Programs of Study

The Department of Chemistry and Biochemistry offers the M.S. and Ph.D. in both Chemistry and Biochemistry. The major areas of research in the department are biochemistry and biophysics, molecular design and synthesis, and nanotechnology. 

Admission Requirements

A B.S. degree with demonstrated proficiency in chemistry or biochemistry is required for entrance to Chemistry and Biochemistry graduate programs.

Degree Requirements

Because graduate education in chemistry and biochemistry is primarily research oriented, there are few formal departmental course requirements in the graduate program. However, it is expected that each graduate student will take graduate level courses in areas of chemistry and biochemistry that are relevant to their field of specialization, as well as seminar courses. Entering students who have deficiencies in specific areas (inorganic, organic, physical, or biochemistry), as revealed by preliminary examinations, will take appropriate courses to correct these deficiencies.

Each student should select a research advisor no later than the end of the first term (seven weeks) of residence, and research should be started by the beginning of the second term.

For the M.S.

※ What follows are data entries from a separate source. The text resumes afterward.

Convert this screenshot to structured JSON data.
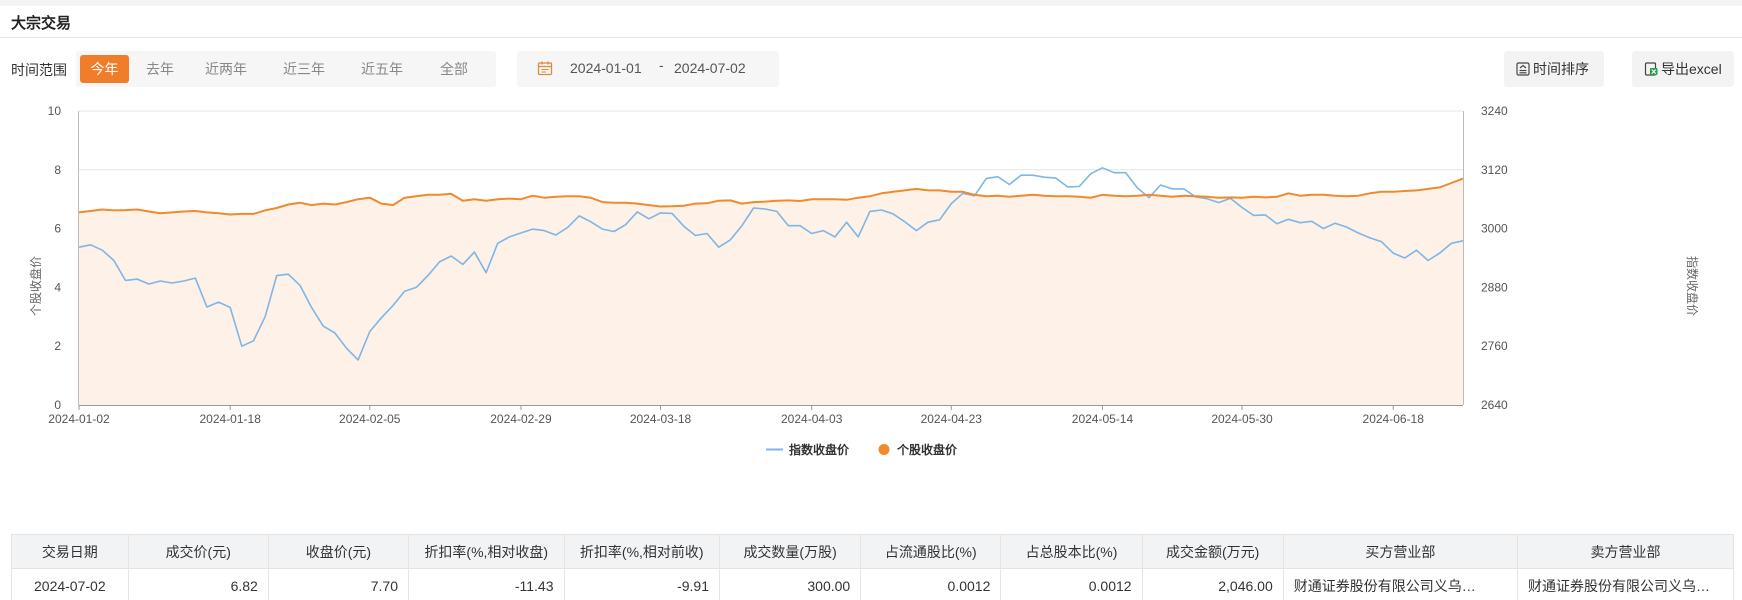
{
  "section_title": "大宗交易",
  "filter": {
    "range_label": "时间范围",
    "tabs": [
      "今年",
      "去年",
      "近两年",
      "近三年",
      "近五年",
      "全部"
    ],
    "active_tab": 0
  },
  "date_range": {
    "start": "2024-01-01",
    "separator": "-",
    "end": "2024-07-02"
  },
  "toolbar": {
    "sort_label": "时间排序",
    "export_label": "导出excel"
  },
  "colors": {
    "accent": "#f07d2a",
    "index_line": "#7eb6e6",
    "stock_line": "#f08a2d",
    "area_fill": "#fdf1e8"
  },
  "chart_data": {
    "type": "line",
    "x_ticks": [
      "2024-01-02",
      "2024-01-18",
      "2024-02-05",
      "2024-02-29",
      "2024-03-18",
      "2024-04-03",
      "2024-04-23",
      "2024-05-14",
      "2024-05-30",
      "2024-06-18"
    ],
    "ylabel_left": "个股收盘价",
    "ylabel_right": "指数收盘价",
    "ylim_left": [
      0,
      10
    ],
    "yticks_left": [
      0,
      2,
      4,
      6,
      8,
      10
    ],
    "ylim_right": [
      2640,
      3240
    ],
    "yticks_right": [
      2640,
      2760,
      2880,
      3000,
      3120,
      3240
    ],
    "grid": true,
    "legend_position": "bottom-center",
    "series": [
      {
        "name": "指数收盘价",
        "axis": "right",
        "values": [
          2962,
          2967,
          2956,
          2935,
          2894,
          2897,
          2887,
          2893,
          2889,
          2893,
          2899,
          2840,
          2850,
          2839,
          2760,
          2771,
          2820,
          2904,
          2907,
          2884,
          2839,
          2801,
          2787,
          2756,
          2732,
          2790,
          2818,
          2843,
          2872,
          2880,
          2904,
          2932,
          2944,
          2927,
          2952,
          2910,
          2970,
          2983,
          2991,
          2999,
          2996,
          2987,
          3002,
          3026,
          3014,
          2999,
          2994,
          3008,
          3034,
          3020,
          3032,
          3031,
          3005,
          2986,
          2990,
          2962,
          2977,
          3006,
          3042,
          3040,
          3035,
          3006,
          3006,
          2990,
          2996,
          2983,
          3013,
          2983,
          3035,
          3038,
          3030,
          3014,
          2996,
          3013,
          3018,
          3051,
          3072,
          3067,
          3102,
          3106,
          3090,
          3109,
          3109,
          3105,
          3103,
          3085,
          3086,
          3112,
          3124,
          3114,
          3114,
          3083,
          3063,
          3089,
          3081,
          3081,
          3065,
          3061,
          3053,
          3062,
          3043,
          3027,
          3028,
          3010,
          3019,
          3012,
          3015,
          3000,
          3011,
          3003,
          2991,
          2981,
          2973,
          2950,
          2940,
          2956,
          2935,
          2950,
          2970,
          2975
        ]
      },
      {
        "name": "个股收盘价",
        "axis": "left",
        "values": [
          6.55,
          6.6,
          6.65,
          6.62,
          6.63,
          6.65,
          6.58,
          6.52,
          6.55,
          6.58,
          6.6,
          6.55,
          6.52,
          6.48,
          6.5,
          6.5,
          6.62,
          6.7,
          6.82,
          6.88,
          6.8,
          6.85,
          6.82,
          6.9,
          7.0,
          7.05,
          6.85,
          6.8,
          7.05,
          7.1,
          7.15,
          7.15,
          7.18,
          6.95,
          7.0,
          6.95,
          7.0,
          7.02,
          7.0,
          7.12,
          7.05,
          7.08,
          7.1,
          7.1,
          7.05,
          6.9,
          6.88,
          6.88,
          6.85,
          6.8,
          6.75,
          6.76,
          6.78,
          6.85,
          6.86,
          6.95,
          6.96,
          6.85,
          6.9,
          6.92,
          6.95,
          6.96,
          6.94,
          7.0,
          7.0,
          7.0,
          6.98,
          7.05,
          7.1,
          7.2,
          7.25,
          7.3,
          7.35,
          7.3,
          7.3,
          7.25,
          7.25,
          7.15,
          7.1,
          7.12,
          7.08,
          7.12,
          7.15,
          7.12,
          7.1,
          7.1,
          7.08,
          7.05,
          7.15,
          7.12,
          7.1,
          7.12,
          7.15,
          7.12,
          7.08,
          7.12,
          7.1,
          7.08,
          7.05,
          7.06,
          7.05,
          7.08,
          7.06,
          7.08,
          7.2,
          7.12,
          7.15,
          7.15,
          7.12,
          7.1,
          7.12,
          7.2,
          7.25,
          7.25,
          7.28,
          7.3,
          7.35,
          7.4,
          7.55,
          7.7
        ]
      }
    ]
  },
  "table": {
    "columns": [
      "交易日期",
      "成交价(元)",
      "收盘价(元)",
      "折扣率(%,相对收盘)",
      "折扣率(%,相对前收)",
      "成交数量(万股)",
      "占流通股比(%)",
      "占总股本比(%)",
      "成交金额(万元)",
      "买方营业部",
      "卖方营业部"
    ],
    "rows": [
      [
        "2024-07-02",
        "6.82",
        "7.70",
        "-11.43",
        "-9.91",
        "300.00",
        "0.0012",
        "0.0012",
        "2,046.00",
        "财通证券股份有限公司义乌…",
        "财通证券股份有限公司义乌…"
      ]
    ]
  }
}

The M.S. degree in chemistry or biochemistry requires 30 semester hours of credit, of which at least 6 or more must be thesis research, and the remainder in approved independent studies and courses at the 4000 or 500 level. Special requirements of the Chemistry and Biochemistry Department are that an M.S. candidate must submit a thesis based upon research conducted under the direction of a faculty member during his or her tenure at WPI. The thesis must be approved by the faculty advisor and the chairman of the Chemistry and Biochemistry Department.

For the Ph.D.

At the end of the first semester of the second year of residence, the student must submit a written and an oral progress report on completed research to the Chemistry and Biochemistry Department. A committee of three faculty members, including the Research Advisor, will consider this progress report and the student’s performance in courses, and will recommend to the department whether or not the student should complete an M.S. degree, or if the student should be allowed to continue toward a Ph.D.

Qualifying Examination

Before formal admission to the doctoral program, Ph.D. candidates must take the qualifying examination in their field of specialization.


For the final Ph.D. degree requirement the candidate must submit and defend a satisfactory dissertation to a committee of three or more, two of whom must be from the degree granting program and one of whom must be from outside the program. The dissertation must include a significant proposal for future research in the general area of his/her research.

Chemistry and Biochemistry Research Laboratories

The Chemistry and Biochemistry Research Laboratories are located in Goddard Hall and at Gateway Park. Department facilities and instrumentation in individual research laboratories include 500 and 400 MHz FT-NMR, GC-MS, GC, HPLC, capillary electrophoresis, DSC (differential scanning calorimeter), TGA (thermogravometric analysis), polarizing optical stereomicroscope, FT-IR, UV-VIS absorption, fluorescence and phosphorescence spectroscopy; powder and single crystal x-ray diffractometers, cyclic voltammetry, impedence spectroscopy, ellipsometer, quartz crystal microbalance, grazing incidence IR, atomic force microscope (AFM), and other surface-related facilities. Additional equipment in the biochemistry area include: centrifugues, ultra-centrifugues, PCR, phospho imager, scintillation counter, FPLC, bacteria and eukaryotic cell culture and plant growth facilities. The department is exceptionally well set up with computer facilities and is also linked to the University’s network.

  • Email a Friend
  • Bookmark this Page
  • Share this Page